TRY IT:
Exactly as written, return every line of the data below apart from the pictures.

•••••

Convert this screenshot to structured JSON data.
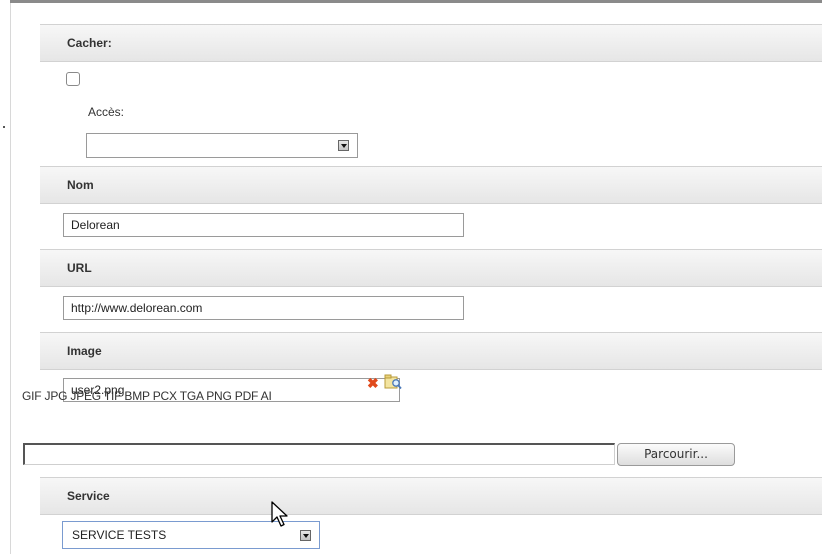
{
  "sections": {
    "cacher": {
      "title": "Cacher:",
      "checked": false,
      "access_label": "Accès:",
      "access_value": ""
    },
    "nom": {
      "title": "Nom",
      "value": "Delorean"
    },
    "url": {
      "title": "URL",
      "value": "http://www.delorean.com"
    },
    "image": {
      "title": "Image",
      "value": "user2.png",
      "formats": "GIF JPG JPEG TIF BMP PCX TGA PNG PDF AI",
      "file_value": "",
      "browse_label": "Parcourir..."
    },
    "service": {
      "title": "Service",
      "value": "SERVICE TESTS"
    }
  },
  "icons": [
    "delete-icon",
    "browse-image-icon",
    "mouse-cursor-icon",
    "dropdown-arrow-icon"
  ],
  "colors": {
    "header_bg": "#ececec",
    "delete": "#e04a1c",
    "select_focus": "#7a9bd0"
  }
}
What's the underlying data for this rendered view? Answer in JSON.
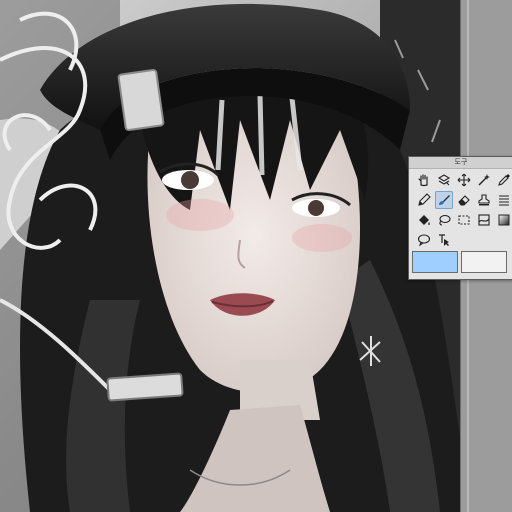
{
  "toolbox": {
    "title": "도구",
    "tools": [
      {
        "icon": "hand-icon"
      },
      {
        "icon": "layer-move-icon"
      },
      {
        "icon": "move-arrows-icon"
      },
      {
        "icon": "magic-wand-icon"
      },
      {
        "icon": "eyedropper-icon"
      },
      {
        "icon": "pen-icon"
      },
      {
        "icon": "brush-icon",
        "selected": true
      },
      {
        "icon": "eraser-icon"
      },
      {
        "icon": "stamp-icon"
      },
      {
        "icon": "hatching-icon"
      },
      {
        "icon": "fill-bucket-icon"
      },
      {
        "icon": "lasso-icon"
      },
      {
        "icon": "rect-select-icon"
      },
      {
        "icon": "transform-icon"
      },
      {
        "icon": "gradient-icon"
      },
      {
        "icon": "speech-bubble-icon"
      },
      {
        "icon": "text-select-icon"
      }
    ]
  },
  "colors": {
    "primary": "#9ecfff",
    "secondary": "#f2f2f2"
  }
}
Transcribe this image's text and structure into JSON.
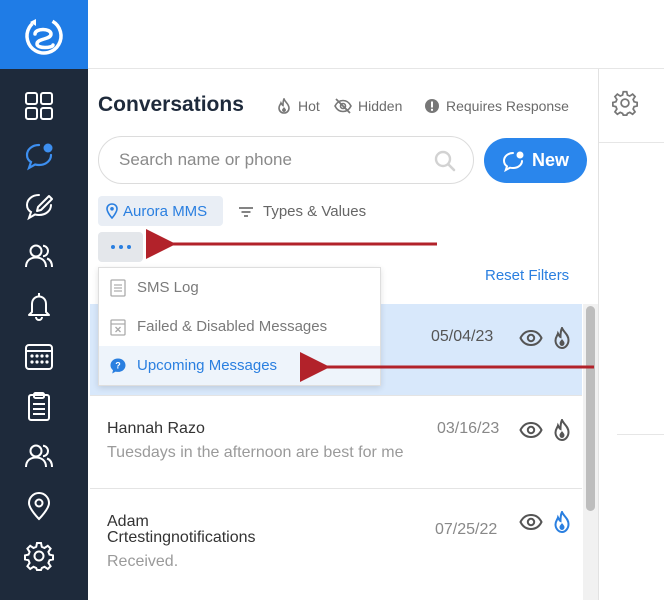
{
  "sidebar": {
    "logo": "app-logo",
    "items": [
      {
        "name": "dashboard-grid-icon",
        "active": false
      },
      {
        "name": "conversations-icon",
        "active": true
      },
      {
        "name": "compose-message-icon",
        "active": false
      },
      {
        "name": "contacts-icon",
        "active": false
      },
      {
        "name": "notifications-bell-icon",
        "active": false
      },
      {
        "name": "calendar-icon",
        "active": false
      },
      {
        "name": "clipboard-icon",
        "active": false
      },
      {
        "name": "team-icon",
        "active": false
      },
      {
        "name": "location-pin-icon",
        "active": false
      },
      {
        "name": "settings-gear-icon",
        "active": false
      }
    ]
  },
  "conversations": {
    "title": "Conversations",
    "filters": {
      "hot": "Hot",
      "hidden": "Hidden",
      "requires_response": "Requires Response"
    },
    "search": {
      "placeholder": "Search name or phone",
      "value": ""
    },
    "new_button": "New",
    "location_chip": "Aurora MMS",
    "types_values": "Types & Values",
    "reset_filters": "Reset Filters"
  },
  "dropdown": {
    "items": [
      {
        "label": "SMS Log",
        "icon": "log-icon",
        "active": false
      },
      {
        "label": "Failed & Disabled Messages",
        "icon": "failed-message-icon",
        "active": false
      },
      {
        "label": "Upcoming Messages",
        "icon": "upcoming-clock-icon",
        "active": true
      }
    ]
  },
  "conversation_list": [
    {
      "name": "",
      "preview": "",
      "date": "05/04/23",
      "hot_color": "#555555",
      "selected": true
    },
    {
      "name": "Hannah Razo",
      "preview": "Tuesdays in the afternoon are best for me",
      "date": "03/16/23",
      "hot_color": "#555555",
      "selected": false
    },
    {
      "name": "Adam\nCrtestingnotifications",
      "name_line1": "Adam",
      "name_line2": "Crtestingnotifications",
      "preview": "Received.",
      "date": "07/25/22",
      "hot_color": "#2a7fe0",
      "selected": false
    }
  ],
  "colors": {
    "sidebar_bg": "#1e2a3b",
    "brand_blue": "#1f7ce6",
    "accent": "#2a86ec",
    "annotation_arrow": "#b2222a"
  }
}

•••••

RESULT OF THIS TASK:
Convert this screenshot to structured JSON data.
{
  "sections": {
    "cacher": {
      "title": "Cacher:",
      "checked": false,
      "access_label": "Accès:",
      "access_value": ""
    },
    "nom": {
      "title": "Nom",
      "value": "Delorean"
    },
    "url": {
      "title": "URL",
      "value": "http://www.delorean.com"
    },
    "image": {
      "title": "Image",
      "value": "user2.png",
      "formats": "GIF JPG JPEG TIF BMP PCX TGA PNG PDF AI",
      "file_value": "",
      "browse_label": "Parcourir..."
    },
    "service": {
      "title": "Service",
      "value": "SERVICE TESTS"
    }
  },
  "icons": [
    "delete-icon",
    "browse-image-icon",
    "mouse-cursor-icon",
    "dropdown-arrow-icon"
  ],
  "colors": {
    "header_bg": "#ececec",
    "delete": "#e04a1c",
    "select_focus": "#7a9bd0"
  }
}
What's the underlying data for this rendered view? Answer in JSON.
{
  "toolbox": {
    "title": "도구",
    "tools": [
      {
        "icon": "hand-icon"
      },
      {
        "icon": "layer-move-icon"
      },
      {
        "icon": "move-arrows-icon"
      },
      {
        "icon": "magic-wand-icon"
      },
      {
        "icon": "eyedropper-icon"
      },
      {
        "icon": "pen-icon"
      },
      {
        "icon": "brush-icon",
        "selected": true
      },
      {
        "icon": "eraser-icon"
      },
      {
        "icon": "stamp-icon"
      },
      {
        "icon": "hatching-icon"
      },
      {
        "icon": "fill-bucket-icon"
      },
      {
        "icon": "lasso-icon"
      },
      {
        "icon": "rect-select-icon"
      },
      {
        "icon": "transform-icon"
      },
      {
        "icon": "gradient-icon"
      },
      {
        "icon": "speech-bubble-icon"
      },
      {
        "icon": "text-select-icon"
      }
    ]
  },
  "colors": {
    "primary": "#9ecfff",
    "secondary": "#f2f2f2"
  }
}
Transcribe this image's text and structure into JSON.
{
  "sidebar": {
    "logo": "app-logo",
    "items": [
      {
        "name": "dashboard-grid-icon",
        "active": false
      },
      {
        "name": "conversations-icon",
        "active": true
      },
      {
        "name": "compose-message-icon",
        "active": false
      },
      {
        "name": "contacts-icon",
        "active": false
      },
      {
        "name": "notifications-bell-icon",
        "active": false
      },
      {
        "name": "calendar-icon",
        "active": false
      },
      {
        "name": "clipboard-icon",
        "active": false
      },
      {
        "name": "team-icon",
        "active": false
      },
      {
        "name": "location-pin-icon",
        "active": false
      },
      {
        "name": "settings-gear-icon",
        "active": false
      }
    ]
  },
  "conversations": {
    "title": "Conversations",
    "filters": {
      "hot": "Hot",
      "hidden": "Hidden",
      "requires_response": "Requires Response"
    },
    "search": {
      "placeholder": "Search name or phone",
      "value": ""
    },
    "new_button": "New",
    "location_chip": "Aurora MMS",
    "types_values": "Types & Values",
    "reset_filters": "Reset Filters"
  },
  "dropdown": {
    "items": [
      {
        "label": "SMS Log",
        "icon": "log-icon",
        "active": false
      },
      {
        "label": "Failed & Disabled Messages",
        "icon": "failed-message-icon",
        "active": false
      },
      {
        "label": "Upcoming Messages",
        "icon": "upcoming-clock-icon",
        "active": true
      }
    ]
  },
  "conversation_list": [
    {
      "name": "",
      "preview": "",
      "date": "05/04/23",
      "hot_color": "#555555",
      "selected": true
    },
    {
      "name": "Hannah Razo",
      "preview": "Tuesdays in the afternoon are best for me",
      "date": "03/16/23",
      "hot_color": "#555555",
      "selected": false
    },
    {
      "name": "Adam\nCrtestingnotifications",
      "name_line1": "Adam",
      "name_line2": "Crtestingnotifications",
      "preview": "Received.",
      "date": "07/25/22",
      "hot_color": "#2a7fe0",
      "selected": false
    }
  ],
  "colors": {
    "sidebar_bg": "#1e2a3b",
    "brand_blue": "#1f7ce6",
    "accent": "#2a86ec",
    "annotation_arrow": "#b2222a"
  }
}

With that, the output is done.